WHAT THIS TASK INVOLVES:
Read the records and gather each line that includes "icon".

(Interface dataset entries)
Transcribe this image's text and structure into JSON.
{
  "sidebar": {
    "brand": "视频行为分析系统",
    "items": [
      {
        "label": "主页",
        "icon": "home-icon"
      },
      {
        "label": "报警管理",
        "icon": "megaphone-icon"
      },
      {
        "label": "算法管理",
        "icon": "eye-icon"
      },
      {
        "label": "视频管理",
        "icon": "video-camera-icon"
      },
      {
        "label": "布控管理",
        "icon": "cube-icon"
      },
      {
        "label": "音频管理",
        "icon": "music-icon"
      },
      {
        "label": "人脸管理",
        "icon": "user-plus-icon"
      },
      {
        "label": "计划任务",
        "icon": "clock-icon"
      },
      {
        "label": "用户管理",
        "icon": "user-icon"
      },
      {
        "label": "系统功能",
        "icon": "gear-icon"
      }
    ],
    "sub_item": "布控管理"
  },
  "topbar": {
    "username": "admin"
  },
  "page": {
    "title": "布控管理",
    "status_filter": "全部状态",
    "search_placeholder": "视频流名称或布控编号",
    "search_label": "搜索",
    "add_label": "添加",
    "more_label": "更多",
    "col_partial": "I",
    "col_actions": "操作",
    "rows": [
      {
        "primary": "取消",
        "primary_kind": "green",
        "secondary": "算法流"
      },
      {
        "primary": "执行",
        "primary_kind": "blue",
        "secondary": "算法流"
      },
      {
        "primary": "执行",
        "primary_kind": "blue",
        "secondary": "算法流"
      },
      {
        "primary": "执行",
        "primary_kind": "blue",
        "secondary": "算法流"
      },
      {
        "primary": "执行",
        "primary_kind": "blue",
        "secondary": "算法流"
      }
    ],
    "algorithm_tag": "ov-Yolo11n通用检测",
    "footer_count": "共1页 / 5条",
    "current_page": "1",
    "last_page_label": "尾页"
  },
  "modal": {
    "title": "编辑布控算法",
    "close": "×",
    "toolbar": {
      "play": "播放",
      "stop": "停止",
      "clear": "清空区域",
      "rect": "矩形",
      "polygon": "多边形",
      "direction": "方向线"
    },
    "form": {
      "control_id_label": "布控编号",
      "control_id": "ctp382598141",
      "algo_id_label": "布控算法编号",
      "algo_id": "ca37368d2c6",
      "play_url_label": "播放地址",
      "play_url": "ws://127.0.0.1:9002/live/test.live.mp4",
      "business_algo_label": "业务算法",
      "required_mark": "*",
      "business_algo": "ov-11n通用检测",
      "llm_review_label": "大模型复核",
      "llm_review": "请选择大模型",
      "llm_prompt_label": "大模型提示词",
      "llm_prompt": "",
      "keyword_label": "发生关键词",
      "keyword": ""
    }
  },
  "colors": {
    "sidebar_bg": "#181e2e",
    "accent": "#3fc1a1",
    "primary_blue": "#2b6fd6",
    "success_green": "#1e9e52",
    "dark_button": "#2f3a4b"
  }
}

ANSWER TO THE EXERCISE:
        "icon": "home-icon"
        "icon": "megaphone-icon"
        "icon": "eye-icon"
        "icon": "video-camera-icon"
        "icon": "cube-icon"
        "icon": "music-icon"
        "icon": "user-plus-icon"
        "icon": "clock-icon"
        "icon": "user-icon"
        "icon": "gear-icon"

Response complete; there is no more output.